The Curious World of Wine: Facts, Legends, and Lore About the Drink We Love So Much
By Richard Vine, Ph.D.
There are plenty of books out there that speak to flavors, boldness, food pairings, and rankings. Vine’s book, however, is a collection of historical facts and legends that provides the perfect combination of trivia and gossip. Did you know that toasting was originally done to exchange a splash of wine into each other’s cup to ensure that neither party was being poisoned? Or that John Hancock was a wine smuggler, and Thomas Jefferson was so obsessed with wine that he nearly went bankrupt trying to produce it? Oh those wild and crazy founding fathers! You’ll also learn the history behind those drinking terms we all use but have no idea what they mean such as “off the wagon” and “three sheets to the wind.”
To Have and Have Another: A Hemingway Cocktail Companion
By Philip Greene
Ernest Hemingway is one of everyone’s favorite legendary drunks. Despite his alcoholism, he managed to live a life many envy — traveling the world, writing great books, and partying it up with the likes of the Fitzgeralds and Spencer Tracy. Philip Greene, founder of the Museum of the American Cocktail and a cocktail historian (who even knew there was such a thing?), couples the recipes of Hemingway’s favorite drinks with discussions of the books in which they appear and the Hemingway legends behind them. There are more than 50 cocktails in To Have with a related Hemingway story. All are a lot more interesting and impressive than your “legendary night” of tequila shots and beer pong you keep telling dates about.
The Naked Brewer: Fearless Homebrewing Tips, Tricks & Rule-Breaking Recipes
By Christina Perozzi and Hallie Beaune
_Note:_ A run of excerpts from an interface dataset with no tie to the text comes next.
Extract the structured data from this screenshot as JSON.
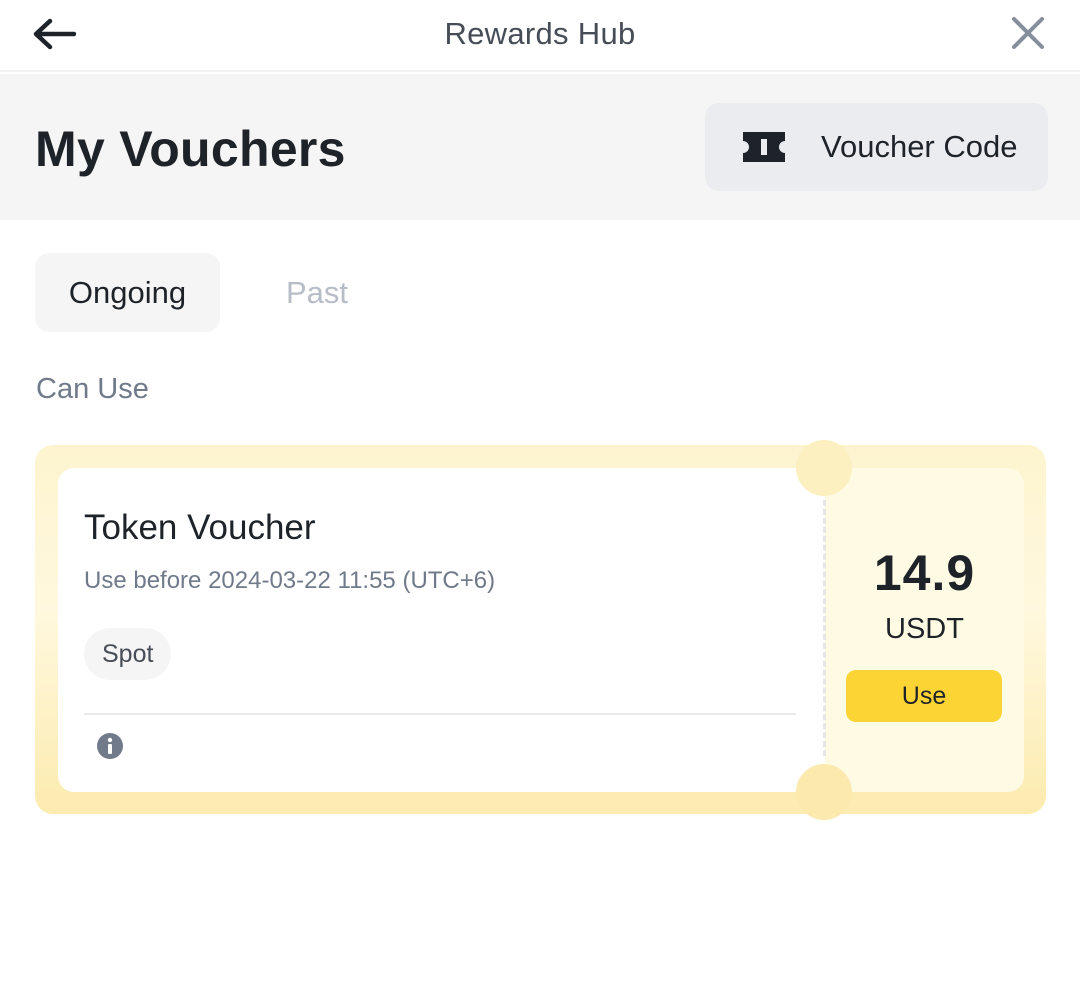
{
  "topbar": {
    "title": "Rewards Hub",
    "back_icon": "arrow-left-icon",
    "close_icon": "close-icon"
  },
  "header": {
    "title": "My Vouchers",
    "voucher_code_button": {
      "label": "Voucher Code",
      "icon": "ticket-icon"
    }
  },
  "tabs": [
    {
      "label": "Ongoing",
      "active": true
    },
    {
      "label": "Past",
      "active": false
    }
  ],
  "section_label": "Can Use",
  "vouchers": [
    {
      "title": "Token Voucher",
      "expiry": "Use before 2024-03-22 11:55 (UTC+6)",
      "tag": "Spot",
      "amount": "14.9",
      "currency": "USDT",
      "action_label": "Use",
      "info_icon": "info-icon"
    }
  ],
  "colors": {
    "accent": "#fcd535",
    "text_primary": "#1e2329",
    "text_secondary": "#707a8a",
    "tab_inactive": "#b7bdc6"
  }
}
Gone are the days when your only choices for beer at a bar are Bud Light, Coors, and Corona. Practically any watering hole you walk into has at least a few craft-beer options. In case you missed it, craft beer is way hip. If you’ve already spent hours discussing with your friends the pros and cons of ale versus lager, then it’s time for you to step it up and fully embrace your inner hipster — start brewing your own! Perozzi and Beaune are here to teach you how to successfully create a stout to rival Guinness or a hefeweizen that surpasses Hoegaarden. The authors tell you exactly where to buy the equipment, what all those complicated brewing words mean, and comparable beers on the market so you can make sure your concoction tastes good. The recipes are even divided by month so you can impress guests with your thoughtful pairing of Cranberry Belgian Ale with Thanksgiving dinner.